Texas state -law requires both parents to contribute to their children’s financial support. In most cases, the parent who lives with the child most of the time (custodial parent) receives child support from the parent who has visitation rights (non-custodial parent). Courts assume that when a child lives with a parent, the parent contributes to the child’s support by providing a home, food, and other necessities of life.
When a parent does not live with a child, they must contribute a portion of their monthly net resources towards the child’s support. Monthly resources include income the parent earns from:
The percentage of resources they must pay depends on the number of children they must support.
Courts try to prevent a parental breakup from significantly impacting a child’s standard of living, so if the family had a high income, the parent with more resources might pay more child support. If there is a significant change to either parent’s resources, a change in the support obligation could be appropriate. If the parents agree on a modified child support arrangement, they must formalize their agreement and submit it to the court for approval.
Courts allow child support modifications when a parent can demonstrate that a material change in circumstances requires a revision and the change is in the best interest of the children. A dedicated Pearland child support modification attorney could help a parent compile evidence demonstrating a material change and that a modification is in their children’s best interests.
A material change must be significant and permanent or long-lasting. The material change could affect one parent or the child. A health concern that prevents a parent from working for a significant period or requires a child to undergo extensive medical intervention could be a material change that merits a change in child support.

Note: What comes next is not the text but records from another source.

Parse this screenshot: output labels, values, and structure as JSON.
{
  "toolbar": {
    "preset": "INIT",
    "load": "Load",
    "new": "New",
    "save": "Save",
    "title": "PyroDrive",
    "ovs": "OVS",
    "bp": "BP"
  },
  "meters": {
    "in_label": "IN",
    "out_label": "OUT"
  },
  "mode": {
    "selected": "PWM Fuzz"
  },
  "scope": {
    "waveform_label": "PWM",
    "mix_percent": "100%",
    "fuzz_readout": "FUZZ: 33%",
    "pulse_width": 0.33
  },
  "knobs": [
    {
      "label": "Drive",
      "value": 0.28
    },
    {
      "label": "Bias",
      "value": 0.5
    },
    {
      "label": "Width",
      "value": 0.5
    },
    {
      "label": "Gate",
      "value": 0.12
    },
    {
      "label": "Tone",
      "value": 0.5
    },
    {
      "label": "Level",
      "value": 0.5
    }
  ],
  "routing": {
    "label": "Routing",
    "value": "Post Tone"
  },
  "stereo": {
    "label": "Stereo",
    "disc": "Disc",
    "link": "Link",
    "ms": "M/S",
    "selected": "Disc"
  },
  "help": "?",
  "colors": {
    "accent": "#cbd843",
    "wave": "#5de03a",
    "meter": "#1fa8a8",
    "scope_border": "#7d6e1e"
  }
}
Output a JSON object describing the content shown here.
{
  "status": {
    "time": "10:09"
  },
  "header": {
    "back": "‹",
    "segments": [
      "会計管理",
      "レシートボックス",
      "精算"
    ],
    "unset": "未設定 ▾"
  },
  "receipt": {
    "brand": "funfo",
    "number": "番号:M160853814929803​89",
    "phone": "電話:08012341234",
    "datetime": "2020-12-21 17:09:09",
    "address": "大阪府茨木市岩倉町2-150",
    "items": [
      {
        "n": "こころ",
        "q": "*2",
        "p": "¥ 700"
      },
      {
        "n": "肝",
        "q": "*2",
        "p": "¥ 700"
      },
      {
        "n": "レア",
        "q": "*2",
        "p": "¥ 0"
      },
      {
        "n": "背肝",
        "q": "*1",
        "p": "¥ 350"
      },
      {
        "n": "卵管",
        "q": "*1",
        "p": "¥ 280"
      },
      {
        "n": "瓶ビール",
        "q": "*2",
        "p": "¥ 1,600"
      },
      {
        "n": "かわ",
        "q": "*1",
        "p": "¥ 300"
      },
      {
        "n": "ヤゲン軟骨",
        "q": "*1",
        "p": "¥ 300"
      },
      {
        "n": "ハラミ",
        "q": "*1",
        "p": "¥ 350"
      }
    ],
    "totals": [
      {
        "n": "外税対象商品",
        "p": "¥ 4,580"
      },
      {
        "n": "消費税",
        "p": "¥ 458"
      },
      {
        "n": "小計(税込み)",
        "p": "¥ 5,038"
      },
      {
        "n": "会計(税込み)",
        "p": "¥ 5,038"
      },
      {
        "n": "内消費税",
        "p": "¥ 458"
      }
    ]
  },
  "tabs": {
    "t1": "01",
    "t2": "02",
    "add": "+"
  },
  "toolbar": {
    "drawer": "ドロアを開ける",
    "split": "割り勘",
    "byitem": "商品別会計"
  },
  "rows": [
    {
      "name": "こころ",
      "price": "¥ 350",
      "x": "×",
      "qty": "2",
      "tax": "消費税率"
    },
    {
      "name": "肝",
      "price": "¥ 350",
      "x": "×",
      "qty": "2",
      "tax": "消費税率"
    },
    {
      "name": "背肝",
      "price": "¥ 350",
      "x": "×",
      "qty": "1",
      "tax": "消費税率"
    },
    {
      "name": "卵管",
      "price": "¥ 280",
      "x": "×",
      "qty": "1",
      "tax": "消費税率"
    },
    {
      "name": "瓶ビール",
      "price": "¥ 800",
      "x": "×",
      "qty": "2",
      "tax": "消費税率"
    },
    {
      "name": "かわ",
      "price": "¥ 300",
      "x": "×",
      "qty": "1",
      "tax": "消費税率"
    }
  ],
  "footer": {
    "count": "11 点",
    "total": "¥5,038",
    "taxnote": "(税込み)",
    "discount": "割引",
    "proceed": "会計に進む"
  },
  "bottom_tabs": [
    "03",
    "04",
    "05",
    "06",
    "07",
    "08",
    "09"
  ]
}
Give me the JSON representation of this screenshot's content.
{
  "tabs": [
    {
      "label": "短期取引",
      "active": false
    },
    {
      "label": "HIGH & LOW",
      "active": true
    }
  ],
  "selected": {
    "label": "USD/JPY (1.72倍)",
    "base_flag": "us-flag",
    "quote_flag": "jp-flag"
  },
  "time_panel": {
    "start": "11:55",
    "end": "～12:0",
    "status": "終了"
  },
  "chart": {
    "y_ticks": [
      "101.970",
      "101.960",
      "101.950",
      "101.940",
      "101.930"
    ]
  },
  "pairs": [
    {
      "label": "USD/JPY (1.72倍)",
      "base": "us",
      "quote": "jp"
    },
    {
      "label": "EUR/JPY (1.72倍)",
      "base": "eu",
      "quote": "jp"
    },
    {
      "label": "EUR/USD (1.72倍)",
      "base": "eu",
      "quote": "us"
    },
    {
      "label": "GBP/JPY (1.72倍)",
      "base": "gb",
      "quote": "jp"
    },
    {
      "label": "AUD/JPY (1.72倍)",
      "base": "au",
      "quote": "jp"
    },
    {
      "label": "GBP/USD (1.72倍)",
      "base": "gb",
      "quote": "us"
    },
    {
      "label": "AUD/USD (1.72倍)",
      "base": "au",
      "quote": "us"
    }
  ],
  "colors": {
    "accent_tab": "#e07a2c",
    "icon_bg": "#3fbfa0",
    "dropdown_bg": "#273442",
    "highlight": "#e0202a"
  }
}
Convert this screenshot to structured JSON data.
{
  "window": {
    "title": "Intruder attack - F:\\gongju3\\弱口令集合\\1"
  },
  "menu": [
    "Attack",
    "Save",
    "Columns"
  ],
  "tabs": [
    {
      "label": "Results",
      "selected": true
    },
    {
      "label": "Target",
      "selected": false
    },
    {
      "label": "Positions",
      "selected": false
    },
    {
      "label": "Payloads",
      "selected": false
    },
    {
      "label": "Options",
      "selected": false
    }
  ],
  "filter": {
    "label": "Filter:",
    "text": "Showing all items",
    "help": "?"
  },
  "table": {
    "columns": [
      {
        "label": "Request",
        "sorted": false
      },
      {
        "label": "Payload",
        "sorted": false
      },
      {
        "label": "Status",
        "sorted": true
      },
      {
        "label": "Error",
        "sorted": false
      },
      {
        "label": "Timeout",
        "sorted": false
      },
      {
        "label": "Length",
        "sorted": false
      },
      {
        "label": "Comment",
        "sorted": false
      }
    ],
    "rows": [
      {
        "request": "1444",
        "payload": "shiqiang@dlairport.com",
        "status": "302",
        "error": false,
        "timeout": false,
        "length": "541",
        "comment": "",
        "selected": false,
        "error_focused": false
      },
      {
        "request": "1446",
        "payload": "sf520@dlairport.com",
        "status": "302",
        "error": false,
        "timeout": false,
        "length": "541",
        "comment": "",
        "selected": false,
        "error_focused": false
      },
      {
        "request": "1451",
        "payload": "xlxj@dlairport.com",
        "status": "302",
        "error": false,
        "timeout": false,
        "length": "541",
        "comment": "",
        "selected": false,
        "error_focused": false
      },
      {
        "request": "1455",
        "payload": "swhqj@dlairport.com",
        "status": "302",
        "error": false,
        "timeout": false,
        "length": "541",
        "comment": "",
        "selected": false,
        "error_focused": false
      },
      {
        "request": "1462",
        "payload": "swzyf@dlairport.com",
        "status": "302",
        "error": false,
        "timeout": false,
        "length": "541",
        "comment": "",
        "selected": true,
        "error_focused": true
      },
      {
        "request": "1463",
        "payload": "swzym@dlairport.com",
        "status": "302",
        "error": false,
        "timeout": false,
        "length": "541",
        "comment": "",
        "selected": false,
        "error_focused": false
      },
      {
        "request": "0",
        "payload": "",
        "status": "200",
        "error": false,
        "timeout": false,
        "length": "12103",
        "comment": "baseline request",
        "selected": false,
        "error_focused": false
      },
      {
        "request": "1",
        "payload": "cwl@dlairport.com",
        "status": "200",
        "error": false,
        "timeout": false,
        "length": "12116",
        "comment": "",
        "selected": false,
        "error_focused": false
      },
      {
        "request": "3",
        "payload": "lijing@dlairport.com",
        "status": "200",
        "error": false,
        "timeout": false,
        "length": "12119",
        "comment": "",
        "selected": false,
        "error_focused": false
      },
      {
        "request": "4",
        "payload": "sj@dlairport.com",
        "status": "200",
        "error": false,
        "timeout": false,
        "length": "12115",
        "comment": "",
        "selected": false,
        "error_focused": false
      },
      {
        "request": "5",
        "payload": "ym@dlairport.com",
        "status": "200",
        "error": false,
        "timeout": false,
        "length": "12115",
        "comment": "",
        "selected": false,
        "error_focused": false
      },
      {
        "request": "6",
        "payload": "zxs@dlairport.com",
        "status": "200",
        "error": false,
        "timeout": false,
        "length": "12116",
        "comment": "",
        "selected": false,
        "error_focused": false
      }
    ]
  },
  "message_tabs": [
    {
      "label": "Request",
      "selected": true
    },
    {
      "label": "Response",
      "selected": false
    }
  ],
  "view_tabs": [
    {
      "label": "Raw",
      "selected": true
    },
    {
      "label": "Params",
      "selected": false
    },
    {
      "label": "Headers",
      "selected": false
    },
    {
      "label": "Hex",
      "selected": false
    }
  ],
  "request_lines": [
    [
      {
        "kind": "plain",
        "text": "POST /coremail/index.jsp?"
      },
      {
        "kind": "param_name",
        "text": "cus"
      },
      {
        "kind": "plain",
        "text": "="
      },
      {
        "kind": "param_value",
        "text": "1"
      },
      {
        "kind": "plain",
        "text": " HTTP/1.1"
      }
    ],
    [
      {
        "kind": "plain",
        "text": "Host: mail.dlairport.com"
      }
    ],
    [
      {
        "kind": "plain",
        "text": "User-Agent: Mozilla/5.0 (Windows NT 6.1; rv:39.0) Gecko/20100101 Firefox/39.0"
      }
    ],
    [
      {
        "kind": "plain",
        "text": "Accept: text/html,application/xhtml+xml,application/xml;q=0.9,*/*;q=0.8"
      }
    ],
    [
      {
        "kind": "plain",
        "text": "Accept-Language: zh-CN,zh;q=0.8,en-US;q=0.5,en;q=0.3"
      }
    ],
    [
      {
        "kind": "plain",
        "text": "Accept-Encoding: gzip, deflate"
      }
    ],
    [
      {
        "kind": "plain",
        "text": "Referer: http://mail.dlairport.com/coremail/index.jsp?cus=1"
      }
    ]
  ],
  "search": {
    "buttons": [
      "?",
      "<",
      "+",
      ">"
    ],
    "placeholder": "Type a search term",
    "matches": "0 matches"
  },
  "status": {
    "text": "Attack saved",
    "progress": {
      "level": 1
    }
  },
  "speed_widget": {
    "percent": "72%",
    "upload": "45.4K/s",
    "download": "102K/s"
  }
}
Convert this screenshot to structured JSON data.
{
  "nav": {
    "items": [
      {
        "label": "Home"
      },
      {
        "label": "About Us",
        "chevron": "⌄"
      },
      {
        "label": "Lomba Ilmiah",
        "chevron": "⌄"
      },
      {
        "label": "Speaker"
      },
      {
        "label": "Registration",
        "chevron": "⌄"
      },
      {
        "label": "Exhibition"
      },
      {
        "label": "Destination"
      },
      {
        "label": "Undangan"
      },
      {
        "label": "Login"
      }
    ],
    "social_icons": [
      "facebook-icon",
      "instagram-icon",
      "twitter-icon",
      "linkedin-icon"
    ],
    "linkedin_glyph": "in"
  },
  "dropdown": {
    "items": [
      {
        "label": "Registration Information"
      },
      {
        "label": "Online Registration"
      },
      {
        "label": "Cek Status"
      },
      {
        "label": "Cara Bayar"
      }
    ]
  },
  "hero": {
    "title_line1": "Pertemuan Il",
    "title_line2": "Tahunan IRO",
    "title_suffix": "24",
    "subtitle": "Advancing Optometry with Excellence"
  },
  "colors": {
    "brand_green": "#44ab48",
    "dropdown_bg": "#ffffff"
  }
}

If a child develops a particular talent in sports or the arts, a court might award a child support modification to support the child’s training.
A significant reduction or increase in either parent’s income could merit a modification as well, though, courts will penalize a parent who intentionally earns less to minimize their child support obligation. Texas Family Code §154.0655 allows a court to impute the income they believe a parent could be earning, based on their work history, education, and skills, when calculating child support.
Whenever a court considers a matter involving children, it decides based on the child’s best interest standard. Child support modification must pass this test even when the parents agree that a modification is appropriate.
The child’s best interest means the outcome that supports the child’s physical, mental, and emotional well-being, educational attainment, and continued relationship with both parents. Although it might seem counterintuitive, a court could find a reduction in child support is in a child’s best interest if the reduction allows the paying parent to be more involved in the child’s life and the child will not suffer a significant change in lifestyle.
Determining the children’s best interest requires a court to weigh various factors, depending on the circumstances. An experienced lawyer in Pearland could help a parent or couple present a case that a specific child support modification is or is not in a child’s best interest.
Child support arrangements that served their purpose well when a couple first separated might not be ideal as the child grows and develops. Parents’ circumstances also change, which could affect how much they can or should pay.
If your child support agreement is no longer working for you, it is possible to seek a modification if you can prove the change supports your child’s best interest. Get in touch with a Pearland child support modification lawyer at Angela Faye Brown & Associates to discuss your specific situation and find out how our team could help. Call today.